## WORK TASK
For this task, every record below must be reproduced exactly.

## SOURCE MATERIAL
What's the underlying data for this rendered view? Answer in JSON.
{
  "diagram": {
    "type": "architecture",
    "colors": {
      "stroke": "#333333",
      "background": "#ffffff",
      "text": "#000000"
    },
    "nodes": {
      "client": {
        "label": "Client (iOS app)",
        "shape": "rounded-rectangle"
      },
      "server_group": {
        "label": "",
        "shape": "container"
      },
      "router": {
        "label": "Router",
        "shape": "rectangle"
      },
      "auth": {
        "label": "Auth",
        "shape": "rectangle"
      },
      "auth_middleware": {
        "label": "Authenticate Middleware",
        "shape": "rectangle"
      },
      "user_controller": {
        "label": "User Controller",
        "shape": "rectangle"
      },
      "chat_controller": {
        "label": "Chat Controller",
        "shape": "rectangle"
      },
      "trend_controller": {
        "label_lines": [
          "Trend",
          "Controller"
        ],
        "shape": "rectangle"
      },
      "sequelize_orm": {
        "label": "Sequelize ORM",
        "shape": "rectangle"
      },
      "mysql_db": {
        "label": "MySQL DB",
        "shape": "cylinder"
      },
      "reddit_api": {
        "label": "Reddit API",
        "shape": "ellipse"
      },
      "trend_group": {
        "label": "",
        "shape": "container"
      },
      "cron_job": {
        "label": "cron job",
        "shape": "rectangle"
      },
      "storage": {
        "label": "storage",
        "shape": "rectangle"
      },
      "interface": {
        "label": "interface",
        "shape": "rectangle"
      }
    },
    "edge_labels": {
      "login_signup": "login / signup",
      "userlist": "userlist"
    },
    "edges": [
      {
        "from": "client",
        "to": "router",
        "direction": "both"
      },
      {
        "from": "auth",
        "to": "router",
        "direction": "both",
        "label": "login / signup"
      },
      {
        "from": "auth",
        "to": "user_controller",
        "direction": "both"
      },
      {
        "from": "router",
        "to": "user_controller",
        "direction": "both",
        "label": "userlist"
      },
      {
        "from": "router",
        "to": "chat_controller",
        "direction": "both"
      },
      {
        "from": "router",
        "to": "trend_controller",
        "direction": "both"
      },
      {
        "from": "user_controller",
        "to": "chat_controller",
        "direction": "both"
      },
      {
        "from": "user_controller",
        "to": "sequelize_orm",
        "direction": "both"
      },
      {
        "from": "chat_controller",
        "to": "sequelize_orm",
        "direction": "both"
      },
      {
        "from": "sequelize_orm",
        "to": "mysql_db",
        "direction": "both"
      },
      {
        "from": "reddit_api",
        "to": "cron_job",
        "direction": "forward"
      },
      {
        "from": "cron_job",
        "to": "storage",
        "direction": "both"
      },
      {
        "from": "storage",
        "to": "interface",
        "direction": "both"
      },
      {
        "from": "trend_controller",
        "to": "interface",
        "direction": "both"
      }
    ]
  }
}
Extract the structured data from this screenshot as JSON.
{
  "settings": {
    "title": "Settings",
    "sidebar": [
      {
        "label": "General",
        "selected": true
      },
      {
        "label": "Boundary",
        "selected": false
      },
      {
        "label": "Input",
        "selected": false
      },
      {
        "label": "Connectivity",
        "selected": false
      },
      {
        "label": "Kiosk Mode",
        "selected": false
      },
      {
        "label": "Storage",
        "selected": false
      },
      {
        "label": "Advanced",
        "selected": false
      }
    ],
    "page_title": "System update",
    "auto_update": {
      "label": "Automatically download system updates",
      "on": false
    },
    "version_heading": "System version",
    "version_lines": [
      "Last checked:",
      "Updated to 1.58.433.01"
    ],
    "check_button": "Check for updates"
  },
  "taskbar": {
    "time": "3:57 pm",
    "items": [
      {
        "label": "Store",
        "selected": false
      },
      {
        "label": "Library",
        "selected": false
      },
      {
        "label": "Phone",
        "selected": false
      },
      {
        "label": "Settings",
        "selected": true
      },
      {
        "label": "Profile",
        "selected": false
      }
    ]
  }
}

## SOLUTION TO THIS EXERCISE
What's the underlying data for this rendered view? Answer in JSON.
{
  "diagram": {
    "type": "architecture",
    "colors": {
      "stroke": "#333333",
      "background": "#ffffff",
      "text": "#000000"
    },
    "nodes": {
      "client": {
        "label": "Client (iOS app)",
        "shape": "rounded-rectangle"
      },
      "server_group": {
        "label": "",
        "shape": "container"
      },
      "router": {
        "label": "Router",
        "shape": "rectangle"
      },
      "auth": {
        "label": "Auth",
        "shape": "rectangle"
      },
      "auth_middleware": {
        "label": "Authenticate Middleware",
        "shape": "rectangle"
      },
      "user_controller": {
        "label": "User Controller",
        "shape": "rectangle"
      },
      "chat_controller": {
        "label": "Chat Controller",
        "shape": "rectangle"
      },
      "trend_controller": {
        "label_lines": [
          "Trend",
          "Controller"
        ],
        "shape": "rectangle"
      },
      "sequelize_orm": {
        "label": "Sequelize ORM",
        "shape": "rectangle"
      },
      "mysql_db": {
        "label": "MySQL DB",
        "shape": "cylinder"
      },
      "reddit_api": {
        "label": "Reddit API",
        "shape": "ellipse"
      },
      "trend_group": {
        "label": "",
        "shape": "container"
      },
      "cron_job": {
        "label": "cron job",
        "shape": "rectangle"
      },
      "storage": {
        "label": "storage",
        "shape": "rectangle"
      },
      "interface": {
        "label": "interface",
        "shape": "rectangle"
      }
    },
    "edge_labels": {
      "login_signup": "login / signup",
      "userlist": "userlist"
    },
    "edges": [
      {
        "from": "client",
        "to": "router",
        "direction": "both"
      },
      {
        "from": "auth",
        "to": "router",
        "direction": "both",
        "label": "login / signup"
      },
      {
        "from": "auth",
        "to": "user_controller",
        "direction": "both"
      },
      {
        "from": "router",
        "to": "user_controller",
        "direction": "both",
        "label": "userlist"
      },
      {
        "from": "router",
        "to": "chat_controller",
        "direction": "both"
      },
      {
        "from": "router",
        "to": "trend_controller",
        "direction": "both"
      },
      {
        "from": "user_controller",
        "to": "chat_controller",
        "direction": "both"
      },
      {
        "from": "user_controller",
        "to": "sequelize_orm",
        "direction": "both"
      },
      {
        "from": "chat_controller",
        "to": "sequelize_orm",
        "direction": "both"
      },
      {
        "from": "sequelize_orm",
        "to": "mysql_db",
        "direction": "both"
      },
      {
        "from": "reddit_api",
        "to": "cron_job",
        "direction": "forward"
      },
      {
        "from": "cron_job",
        "to": "storage",
        "direction": "both"
      },
      {
        "from": "storage",
        "to": "interface",
        "direction": "both"
      },
      {
        "from": "trend_controller",
        "to": "interface",
        "direction": "both"
      }
    ]
  }
}
Extract the structured data from this screenshot as JSON.
{
  "settings": {
    "title": "Settings",
    "sidebar": [
      {
        "label": "General",
        "selected": true
      },
      {
        "label": "Boundary",
        "selected": false
      },
      {
        "label": "Input",
        "selected": false
      },
      {
        "label": "Connectivity",
        "selected": false
      },
      {
        "label": "Kiosk Mode",
        "selected": false
      },
      {
        "label": "Storage",
        "selected": false
      },
      {
        "label": "Advanced",
        "selected": false
      }
    ],
    "page_title": "System update",
    "auto_update": {
      "label": "Automatically download system updates",
      "on": false
    },
    "version_heading": "System version",
    "version_lines": [
      "Last checked:",
      "Updated to 1.58.433.01"
    ],
    "check_button": "Check for updates"
  },
  "taskbar": {
    "time": "3:57 pm",
    "items": [
      {
        "label": "Store",
        "selected": false
      },
      {
        "label": "Library",
        "selected": false
      },
      {
        "label": "Phone",
        "selected": false
      },
      {
        "label": "Settings",
        "selected": true
      },
      {
        "label": "Profile",
        "selected": false
      }
    ]
  }
}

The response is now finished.